  • Tent Thanks for the research. From reading 1 Chronicles 15:1, 17:1, is seems that David pitched an ordinary tent, not even the Mosaic tabernacle which the Ark used to be in. He considered it crude, and thought it better to build a Temple. But Amos by-passes the Temple, and refers back to a "tent." Does this make any difference in Acts? Or were the Apostles instead zeroing in on the second part of the prophecy, emphasizing the inclusion of all nations into the Church?
    – ray grant
    Commented Jul 19, 2023 at 19:55
  • My view. The issue was whether Gentiles should be required to convert to Judaism as a prerequisite to become Christians. The decision was that no, Judaism was a specific covenant between God and Israel, independent of God's relationship with the rest of mankind.

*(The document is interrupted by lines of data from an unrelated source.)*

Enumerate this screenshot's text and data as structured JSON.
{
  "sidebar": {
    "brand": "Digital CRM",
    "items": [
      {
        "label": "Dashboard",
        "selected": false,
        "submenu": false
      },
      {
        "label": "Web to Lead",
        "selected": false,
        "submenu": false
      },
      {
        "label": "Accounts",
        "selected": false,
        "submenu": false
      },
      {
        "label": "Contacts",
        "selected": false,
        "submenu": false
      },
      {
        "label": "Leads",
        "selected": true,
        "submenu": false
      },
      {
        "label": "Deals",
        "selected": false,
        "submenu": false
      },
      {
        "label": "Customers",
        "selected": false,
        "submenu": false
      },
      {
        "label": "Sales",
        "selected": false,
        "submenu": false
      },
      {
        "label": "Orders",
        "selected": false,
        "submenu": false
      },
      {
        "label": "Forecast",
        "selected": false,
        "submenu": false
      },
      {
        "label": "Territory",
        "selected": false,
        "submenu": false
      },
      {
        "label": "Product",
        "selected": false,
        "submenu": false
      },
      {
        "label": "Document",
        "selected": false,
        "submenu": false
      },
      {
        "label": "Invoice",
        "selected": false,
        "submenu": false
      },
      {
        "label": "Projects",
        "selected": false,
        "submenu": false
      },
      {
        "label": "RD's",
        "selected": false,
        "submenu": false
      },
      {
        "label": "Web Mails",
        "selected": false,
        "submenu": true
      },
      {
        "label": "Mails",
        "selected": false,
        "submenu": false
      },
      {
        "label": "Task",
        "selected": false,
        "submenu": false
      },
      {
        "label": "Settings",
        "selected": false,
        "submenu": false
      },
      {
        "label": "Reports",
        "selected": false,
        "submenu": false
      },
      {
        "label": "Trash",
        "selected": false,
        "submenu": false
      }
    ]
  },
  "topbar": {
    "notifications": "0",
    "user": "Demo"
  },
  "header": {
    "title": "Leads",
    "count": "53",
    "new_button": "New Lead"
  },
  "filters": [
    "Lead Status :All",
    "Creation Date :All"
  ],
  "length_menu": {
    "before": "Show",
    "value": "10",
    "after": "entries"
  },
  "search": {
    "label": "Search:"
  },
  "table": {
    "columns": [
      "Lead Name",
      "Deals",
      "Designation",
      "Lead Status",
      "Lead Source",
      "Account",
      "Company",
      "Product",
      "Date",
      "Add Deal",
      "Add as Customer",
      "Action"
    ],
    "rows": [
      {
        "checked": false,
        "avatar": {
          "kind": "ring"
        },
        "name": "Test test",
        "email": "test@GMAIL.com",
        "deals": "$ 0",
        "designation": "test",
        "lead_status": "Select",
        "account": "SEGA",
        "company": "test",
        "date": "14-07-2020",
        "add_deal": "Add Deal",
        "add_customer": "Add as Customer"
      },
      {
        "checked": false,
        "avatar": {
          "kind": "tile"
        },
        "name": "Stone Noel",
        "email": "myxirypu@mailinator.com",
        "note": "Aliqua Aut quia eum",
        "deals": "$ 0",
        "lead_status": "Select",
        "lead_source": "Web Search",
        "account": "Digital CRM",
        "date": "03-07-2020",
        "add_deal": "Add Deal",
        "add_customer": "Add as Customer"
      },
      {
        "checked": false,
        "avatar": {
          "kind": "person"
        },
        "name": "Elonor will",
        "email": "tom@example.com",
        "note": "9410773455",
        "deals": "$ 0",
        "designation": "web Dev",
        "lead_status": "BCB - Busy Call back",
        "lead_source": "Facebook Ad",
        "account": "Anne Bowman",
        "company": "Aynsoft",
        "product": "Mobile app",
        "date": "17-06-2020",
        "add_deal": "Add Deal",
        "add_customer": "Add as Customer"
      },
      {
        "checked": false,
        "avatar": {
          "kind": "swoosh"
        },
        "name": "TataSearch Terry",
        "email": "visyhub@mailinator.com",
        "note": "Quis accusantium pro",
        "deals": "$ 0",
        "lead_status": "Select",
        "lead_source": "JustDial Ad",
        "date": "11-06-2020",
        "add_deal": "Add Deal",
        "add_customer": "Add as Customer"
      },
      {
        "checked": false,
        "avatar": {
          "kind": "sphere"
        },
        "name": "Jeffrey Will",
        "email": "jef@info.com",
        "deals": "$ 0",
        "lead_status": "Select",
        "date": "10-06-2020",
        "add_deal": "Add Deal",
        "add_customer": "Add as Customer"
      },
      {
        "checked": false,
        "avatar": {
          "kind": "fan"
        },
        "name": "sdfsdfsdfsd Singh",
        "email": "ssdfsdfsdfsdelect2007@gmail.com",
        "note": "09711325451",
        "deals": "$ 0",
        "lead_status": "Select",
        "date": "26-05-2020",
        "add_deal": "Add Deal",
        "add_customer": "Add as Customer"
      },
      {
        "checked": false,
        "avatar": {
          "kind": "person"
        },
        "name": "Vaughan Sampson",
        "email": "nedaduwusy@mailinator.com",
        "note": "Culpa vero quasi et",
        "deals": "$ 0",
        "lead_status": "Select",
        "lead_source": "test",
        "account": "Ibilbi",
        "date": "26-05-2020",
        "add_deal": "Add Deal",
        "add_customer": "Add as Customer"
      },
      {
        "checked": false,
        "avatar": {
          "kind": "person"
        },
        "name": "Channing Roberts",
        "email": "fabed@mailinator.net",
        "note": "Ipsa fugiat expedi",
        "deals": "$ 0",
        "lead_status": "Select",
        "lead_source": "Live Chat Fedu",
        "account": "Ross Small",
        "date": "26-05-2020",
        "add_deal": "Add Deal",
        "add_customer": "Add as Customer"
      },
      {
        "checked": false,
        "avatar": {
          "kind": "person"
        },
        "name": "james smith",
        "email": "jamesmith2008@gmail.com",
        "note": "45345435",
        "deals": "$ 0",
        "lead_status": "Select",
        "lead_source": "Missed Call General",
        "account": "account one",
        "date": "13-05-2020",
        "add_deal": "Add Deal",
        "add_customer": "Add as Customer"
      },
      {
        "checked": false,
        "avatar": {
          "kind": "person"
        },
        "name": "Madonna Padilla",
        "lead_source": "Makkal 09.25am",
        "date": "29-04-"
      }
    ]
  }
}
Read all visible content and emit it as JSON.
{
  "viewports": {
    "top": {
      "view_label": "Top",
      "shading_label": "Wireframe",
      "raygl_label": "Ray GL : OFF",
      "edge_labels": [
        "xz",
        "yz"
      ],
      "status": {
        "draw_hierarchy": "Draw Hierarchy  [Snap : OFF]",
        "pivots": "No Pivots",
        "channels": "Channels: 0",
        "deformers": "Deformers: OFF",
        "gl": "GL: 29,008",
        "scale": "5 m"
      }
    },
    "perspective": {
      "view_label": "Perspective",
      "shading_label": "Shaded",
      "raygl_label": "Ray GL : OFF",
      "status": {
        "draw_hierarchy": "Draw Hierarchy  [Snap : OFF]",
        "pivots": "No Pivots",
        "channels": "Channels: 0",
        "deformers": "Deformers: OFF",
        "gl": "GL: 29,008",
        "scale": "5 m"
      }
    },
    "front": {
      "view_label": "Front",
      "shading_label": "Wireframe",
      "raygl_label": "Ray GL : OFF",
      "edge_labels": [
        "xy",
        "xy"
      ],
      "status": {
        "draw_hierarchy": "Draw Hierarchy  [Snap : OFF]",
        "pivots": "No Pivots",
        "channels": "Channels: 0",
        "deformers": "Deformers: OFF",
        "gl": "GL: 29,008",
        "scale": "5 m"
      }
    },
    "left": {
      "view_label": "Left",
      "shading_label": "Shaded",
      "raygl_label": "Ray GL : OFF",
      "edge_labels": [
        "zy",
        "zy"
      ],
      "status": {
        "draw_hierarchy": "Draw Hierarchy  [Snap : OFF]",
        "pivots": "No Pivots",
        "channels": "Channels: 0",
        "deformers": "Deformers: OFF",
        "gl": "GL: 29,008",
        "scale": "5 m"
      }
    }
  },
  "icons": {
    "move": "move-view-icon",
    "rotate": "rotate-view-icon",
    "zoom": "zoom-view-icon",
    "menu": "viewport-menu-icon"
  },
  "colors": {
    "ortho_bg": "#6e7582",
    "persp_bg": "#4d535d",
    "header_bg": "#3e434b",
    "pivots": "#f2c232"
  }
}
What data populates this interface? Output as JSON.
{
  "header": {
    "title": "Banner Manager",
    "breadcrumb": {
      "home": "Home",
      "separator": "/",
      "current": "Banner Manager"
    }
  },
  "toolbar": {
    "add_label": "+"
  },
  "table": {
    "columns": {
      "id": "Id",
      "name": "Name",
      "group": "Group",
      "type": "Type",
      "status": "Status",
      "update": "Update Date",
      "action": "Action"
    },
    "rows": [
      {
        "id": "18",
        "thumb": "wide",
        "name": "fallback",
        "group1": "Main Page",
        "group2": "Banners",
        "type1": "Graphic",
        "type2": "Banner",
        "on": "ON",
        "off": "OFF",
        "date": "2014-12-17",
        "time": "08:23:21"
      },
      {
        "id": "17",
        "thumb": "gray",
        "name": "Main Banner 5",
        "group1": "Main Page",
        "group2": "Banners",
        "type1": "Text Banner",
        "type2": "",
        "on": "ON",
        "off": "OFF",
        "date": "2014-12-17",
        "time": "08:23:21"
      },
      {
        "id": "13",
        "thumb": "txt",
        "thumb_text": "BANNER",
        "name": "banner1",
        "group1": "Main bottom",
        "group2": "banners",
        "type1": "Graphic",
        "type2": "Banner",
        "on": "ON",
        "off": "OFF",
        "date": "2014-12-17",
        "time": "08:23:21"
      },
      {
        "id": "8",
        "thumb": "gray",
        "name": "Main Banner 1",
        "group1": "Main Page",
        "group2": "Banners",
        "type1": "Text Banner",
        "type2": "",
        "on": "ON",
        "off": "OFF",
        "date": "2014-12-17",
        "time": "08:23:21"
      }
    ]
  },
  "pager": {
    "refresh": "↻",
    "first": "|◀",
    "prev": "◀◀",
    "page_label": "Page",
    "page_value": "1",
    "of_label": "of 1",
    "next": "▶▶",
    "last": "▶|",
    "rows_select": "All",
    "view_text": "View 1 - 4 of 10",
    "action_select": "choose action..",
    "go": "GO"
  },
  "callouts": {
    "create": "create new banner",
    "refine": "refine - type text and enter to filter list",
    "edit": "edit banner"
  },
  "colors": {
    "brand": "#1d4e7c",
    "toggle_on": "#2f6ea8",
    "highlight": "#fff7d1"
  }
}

For instance, Zechariah 14:16 shows that the Gentile nations will keep God's festivals and Laws while being independent of Israel's covenant with God. Commented Jul 19, 2023 at 21:19

John 10:16 ESV

And I have other sheep that are not of this fold. I must bring them also, and they will listen to my voice. So there will be one flock, one shepherd.

Ray is correct in saying that, "Gentiles should not be required to convert to Judaism as a prerequisite to become Christians. Judaism was a specific covenant between God and Israel, independent of God's relationship with the rest of mankind."

Before the Mosaic Covenant was given, another covenant existed from the time of Noah, after the Flood, which pertained to all of humanity. The Noahid Law is a covenant that would include "the other sheep" as mentioned in John 10:16 and other Bible verses. Many of you do not need me to expound any further. I will provide any other information that you may require of me if asked.

Your Answer

By clicking “Post Your Answer”, you agree to our terms of service and acknowledge you have read our privacy policy.

Not the answer you're looking for? Browse other questions tagged or ask your own question.